Derek liked it when she referred to herself in the first person. She did that a lot. His Problem shifted, looking for release.
‘Derek, stand up.’
‘I come from a long line of Dereks!’ he shouted, so loudly that Miss Dunbavin lurched back; her breasts shook, invitingly; Derek’s Problem banged its fist against his zipper.
‘Are you sure about that, Derek?’ Miss Dunbavin looked doubtful.
‘Oh yes,’ Derek said. ‘My dad’s called Derek, and so was his dad.’
‘I thought your grandfather was called Mar—’
‘No, it was definitely Derek! In fact, his dad was called Derek! And so was his dad too!’
Miss Dunbavin narrowed her eyes. ‘Really.’
Sniggering. Derek could definitely hear sniggering, especially from Sophie Stebbs whom, rumour had it, had starved her brain of oxygen for a dare. She’d been revived in a hospital six hours later – so rumour had it.
‘I’m the seventh son to be called Derek!’ he lied desperately. Seven. Yes, that was good. The seventh son. It was like Seventh Son of a Seventh Son:Iron Maiden, or Blakes7. Yes. He liked that.
The sniggering grew. The Problem squirmed and thrashed about his thighs, threatening to call the police if it wasn’t set free this very moment.
Sophie Stebbs said, ‘So, you’re like, Derek the Seventh.’
The sniggering shed its skin, unfolded its wings and soared. Derek felt his neck heat while Miss Dunbavin appealed for calm.
‘That is such crap, Derek.’ Sophie Stebbs sneered.
‘Manners, Sophie!’ Miss Dunbavin interjected. Derek liked it very much when Miss Dunbavin interjected. She’d leapt heroically to his defence, just as Boudicca would. His spirit rallied.
‘It’s bloody true, that is!’ he yelled, and shot to his feet.
Sophie’s eyes bulged.
The rest of the class gasped.
Miss Dunbavin made a funny little shrieking sound then tried to hide it by coughing into her fist.
‘Derek, sit down.’
Derek felt the world shrink to the size of a telephone box, with just enough room for himself, Miss Dunbavin, and his growing Problem which now appeared to be accruing mass from some magical dimension.
‘Derek! Sit. Down!’
Sophie Stebbs came to her senses.
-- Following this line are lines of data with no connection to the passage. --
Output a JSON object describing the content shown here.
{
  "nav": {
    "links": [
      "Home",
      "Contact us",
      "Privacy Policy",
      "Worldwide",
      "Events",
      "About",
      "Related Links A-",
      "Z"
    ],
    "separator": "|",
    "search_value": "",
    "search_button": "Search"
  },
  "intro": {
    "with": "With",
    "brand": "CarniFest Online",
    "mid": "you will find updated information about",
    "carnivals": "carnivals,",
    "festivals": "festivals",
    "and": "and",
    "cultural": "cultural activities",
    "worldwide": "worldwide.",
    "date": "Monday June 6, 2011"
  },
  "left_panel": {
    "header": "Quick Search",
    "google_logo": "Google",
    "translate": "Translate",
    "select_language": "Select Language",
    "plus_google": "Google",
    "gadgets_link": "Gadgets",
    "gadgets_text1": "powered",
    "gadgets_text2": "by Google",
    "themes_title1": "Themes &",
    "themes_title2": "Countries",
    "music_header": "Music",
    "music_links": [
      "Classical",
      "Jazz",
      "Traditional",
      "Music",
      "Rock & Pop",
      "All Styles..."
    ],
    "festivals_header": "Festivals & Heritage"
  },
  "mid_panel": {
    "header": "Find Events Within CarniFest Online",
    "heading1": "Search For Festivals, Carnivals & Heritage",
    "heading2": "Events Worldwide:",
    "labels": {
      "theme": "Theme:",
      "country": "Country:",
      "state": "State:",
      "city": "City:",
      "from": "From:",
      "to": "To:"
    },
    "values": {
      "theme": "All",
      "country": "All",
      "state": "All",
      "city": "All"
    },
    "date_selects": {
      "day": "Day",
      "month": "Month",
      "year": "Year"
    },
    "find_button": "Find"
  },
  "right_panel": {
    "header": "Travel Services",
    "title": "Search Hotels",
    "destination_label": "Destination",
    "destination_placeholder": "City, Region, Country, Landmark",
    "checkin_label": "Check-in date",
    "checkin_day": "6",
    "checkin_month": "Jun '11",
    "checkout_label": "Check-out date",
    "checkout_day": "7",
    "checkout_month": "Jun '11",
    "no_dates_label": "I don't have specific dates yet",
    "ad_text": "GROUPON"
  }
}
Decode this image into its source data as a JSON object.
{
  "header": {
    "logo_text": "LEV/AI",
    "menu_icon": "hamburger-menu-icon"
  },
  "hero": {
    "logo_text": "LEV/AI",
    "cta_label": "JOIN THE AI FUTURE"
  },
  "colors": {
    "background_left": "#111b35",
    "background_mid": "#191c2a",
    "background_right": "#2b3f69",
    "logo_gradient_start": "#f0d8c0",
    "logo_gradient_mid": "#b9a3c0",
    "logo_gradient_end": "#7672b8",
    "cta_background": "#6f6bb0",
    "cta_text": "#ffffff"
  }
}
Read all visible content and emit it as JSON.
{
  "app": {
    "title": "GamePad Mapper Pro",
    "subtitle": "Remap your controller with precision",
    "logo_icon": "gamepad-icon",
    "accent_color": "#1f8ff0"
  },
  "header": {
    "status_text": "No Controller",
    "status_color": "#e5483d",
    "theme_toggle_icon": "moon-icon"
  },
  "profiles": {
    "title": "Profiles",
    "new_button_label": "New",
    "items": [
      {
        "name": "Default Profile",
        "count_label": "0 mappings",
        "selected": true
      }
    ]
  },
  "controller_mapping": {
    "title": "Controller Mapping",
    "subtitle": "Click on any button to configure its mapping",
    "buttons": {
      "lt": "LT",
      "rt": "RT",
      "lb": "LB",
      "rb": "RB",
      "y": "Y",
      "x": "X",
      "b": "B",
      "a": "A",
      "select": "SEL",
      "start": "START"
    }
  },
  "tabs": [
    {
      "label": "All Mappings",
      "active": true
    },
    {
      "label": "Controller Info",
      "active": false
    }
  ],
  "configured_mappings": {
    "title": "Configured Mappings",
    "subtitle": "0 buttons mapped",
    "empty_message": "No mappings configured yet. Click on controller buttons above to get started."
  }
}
She remembered where she was, who she was; she snatched up her ruler and flicked Derek’s Problem as hard as she could.
The class howled.
Miss Dunbavin sent Sophie to the headmaster.
On her way out Sophie turned, and in her very best Marilyn voice said: ‘Is that a banana in your pocket, Derek, or…’ she stopped for a moment to search her addled brain, ‘or… is it…? Are you…?’
Derek remembered hearing, not so long ago, that Sophie Stebbs had been hit in the head with a cricket ball.
‘Out, Sophie!’ Miss Dunbavin thrust a finger in the direction of the door.
On Tuesday of that same week, Derek Smith dragged his feet to school because he was, quite rightly, expecting the day after to be very much worse.
He was met at the school gate by Sophie Stebbs and her coven. They looked at the noticeboard, looked at him, then ran into school, laughing, Sophie tipping him a wink as she sprinted away.
Derek sighed and shuffled over to the noticeboard. Amongst the usual announcements for school recitals and lost sweaters, he found a large, hand drawn film poster. It was a very mature piece, clearly the work of Sophie Stebbs who, despite having caught her head in a clothes mangle at a very early age, had flourished into an outstanding and prolific young artist. The poster showed Derek standing in front of class 4C with his raincoat open. Sophie had given him blood red eyes and a pair of goat’s horns growing from his forehead.
The class looked on and pointed in astonishment.
And Miss Dunbavin appeared to have fainted dead away.
Coming to a classroom near you! the poster exclaimed. The Stiffening! – starring Derek Smith.
And to add insult to injury, someone had written ‘the seventh’ in brackets, after his name.